The Republic of Cameroon is a member of the United Nations and the African Union. It has ratified many UN Human Rights Conventions (compare list on the right) and thus has made binding international commitments to adhere to the standards laid down in these universal human rights documents.
Cameroon is a French- and English-speaking country in Central Western Africa. With an area of 475,442 square km, it is a middle-sized country with a coastline to the Atlantic Ocean. On a global scale, its population density is low. The capital of the country, which became independent on 1 January 1960 from France and on 1 October 1961 from the United Kingdom, is Yaoundé. Cameroon is a member of the regional economic community ECCAS.

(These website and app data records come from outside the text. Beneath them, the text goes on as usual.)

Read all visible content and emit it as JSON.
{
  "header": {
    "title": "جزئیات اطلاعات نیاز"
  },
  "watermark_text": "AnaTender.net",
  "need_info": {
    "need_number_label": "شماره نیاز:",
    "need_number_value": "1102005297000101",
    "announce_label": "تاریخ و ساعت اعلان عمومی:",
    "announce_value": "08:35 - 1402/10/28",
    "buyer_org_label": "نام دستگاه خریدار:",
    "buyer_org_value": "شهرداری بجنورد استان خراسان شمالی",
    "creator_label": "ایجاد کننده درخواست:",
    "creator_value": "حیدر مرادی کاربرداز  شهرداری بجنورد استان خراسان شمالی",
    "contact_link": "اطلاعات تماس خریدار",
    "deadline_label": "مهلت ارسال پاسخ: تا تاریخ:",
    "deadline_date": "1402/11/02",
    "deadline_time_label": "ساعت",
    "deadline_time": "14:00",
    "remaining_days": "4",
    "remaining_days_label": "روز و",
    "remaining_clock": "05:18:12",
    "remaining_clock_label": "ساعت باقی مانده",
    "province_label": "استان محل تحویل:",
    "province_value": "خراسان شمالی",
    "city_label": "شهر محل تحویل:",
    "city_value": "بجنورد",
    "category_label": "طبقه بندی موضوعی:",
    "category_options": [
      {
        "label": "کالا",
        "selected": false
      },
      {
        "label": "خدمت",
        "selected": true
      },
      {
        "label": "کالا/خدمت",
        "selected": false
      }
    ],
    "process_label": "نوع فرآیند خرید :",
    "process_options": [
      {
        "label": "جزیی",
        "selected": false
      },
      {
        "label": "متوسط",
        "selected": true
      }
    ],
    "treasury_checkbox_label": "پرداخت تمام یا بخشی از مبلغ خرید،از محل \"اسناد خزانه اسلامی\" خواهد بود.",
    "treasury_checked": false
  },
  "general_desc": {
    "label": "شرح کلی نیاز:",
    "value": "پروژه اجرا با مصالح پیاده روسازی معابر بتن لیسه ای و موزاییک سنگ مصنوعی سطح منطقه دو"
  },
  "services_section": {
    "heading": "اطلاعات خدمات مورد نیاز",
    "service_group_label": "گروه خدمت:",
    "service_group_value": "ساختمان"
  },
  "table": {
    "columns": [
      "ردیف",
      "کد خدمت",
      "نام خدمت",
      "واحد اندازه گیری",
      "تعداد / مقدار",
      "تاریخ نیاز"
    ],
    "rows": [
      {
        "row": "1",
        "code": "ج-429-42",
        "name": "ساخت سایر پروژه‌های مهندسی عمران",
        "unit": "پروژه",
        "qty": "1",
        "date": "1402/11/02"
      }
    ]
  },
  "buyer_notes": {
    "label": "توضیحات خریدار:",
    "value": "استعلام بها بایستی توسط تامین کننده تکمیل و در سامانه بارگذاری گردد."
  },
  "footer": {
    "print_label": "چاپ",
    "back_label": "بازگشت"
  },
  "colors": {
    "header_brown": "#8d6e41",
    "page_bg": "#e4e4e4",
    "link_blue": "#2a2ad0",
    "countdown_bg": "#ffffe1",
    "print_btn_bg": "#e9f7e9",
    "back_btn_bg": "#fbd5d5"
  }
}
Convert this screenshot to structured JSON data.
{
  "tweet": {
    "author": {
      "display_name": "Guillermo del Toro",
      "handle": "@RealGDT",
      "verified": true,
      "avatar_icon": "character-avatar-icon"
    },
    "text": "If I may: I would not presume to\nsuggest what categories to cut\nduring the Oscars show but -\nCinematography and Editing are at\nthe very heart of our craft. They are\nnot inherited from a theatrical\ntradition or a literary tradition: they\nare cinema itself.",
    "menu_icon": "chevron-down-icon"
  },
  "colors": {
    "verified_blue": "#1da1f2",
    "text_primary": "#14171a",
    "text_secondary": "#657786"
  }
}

With a Human Development Index of 0.52 Cameroon ranks 153rd of 182 countries ranked in the UNDP Human Development Report of 2009. Life expectancy of the 18.9 million inhabitants at birth is 50 years, population growth is 2.0 percent per year. GNI is 1,150 US-$ per capita. External debt is 15.3 percent of gross national income.
In as far as Cameroon has ratified the Optional Protocols for UN Human Rights Conventions or has accepted the Competence of the corresponding UN Treaty Bodies (compare list on the right), the inhabitants of Cameroon and their representatives are able to invoke their human rights through these bodies.
All inhabitants of Cameroon may turn to the UN Human Rights Committee through procedure 1503, to the Special Rapporteurs for violations of specific human rights or to ECOSOC for women's rights violations.
Since Cameroon is a member state of UNESCO, its citizens may use the UNESCO procedure for human rights violations in UNESCO's fields of mandate.
Employers' or workers' and certain other organizations (not individuals) of Cameroon may file complaints through the ILO procedure in the cases of those conventions which Cameroon has ratified.
Since Cameroon is an AU member, its citizens and NGOs may file complaints to the African Commission on Human and Peoples’ Rights.
They may also file complaints according to the EU guidelines (on Human Rights Defenders, Death Penalty and Torture) to Embassies of EU Member States and the Delegations of the European Commission.
In cases of human rights violations by multinational enterprises, they may also invoke the National Contact Point in an OECD member state.
Cameroon has not yet joined the International Criminal Court.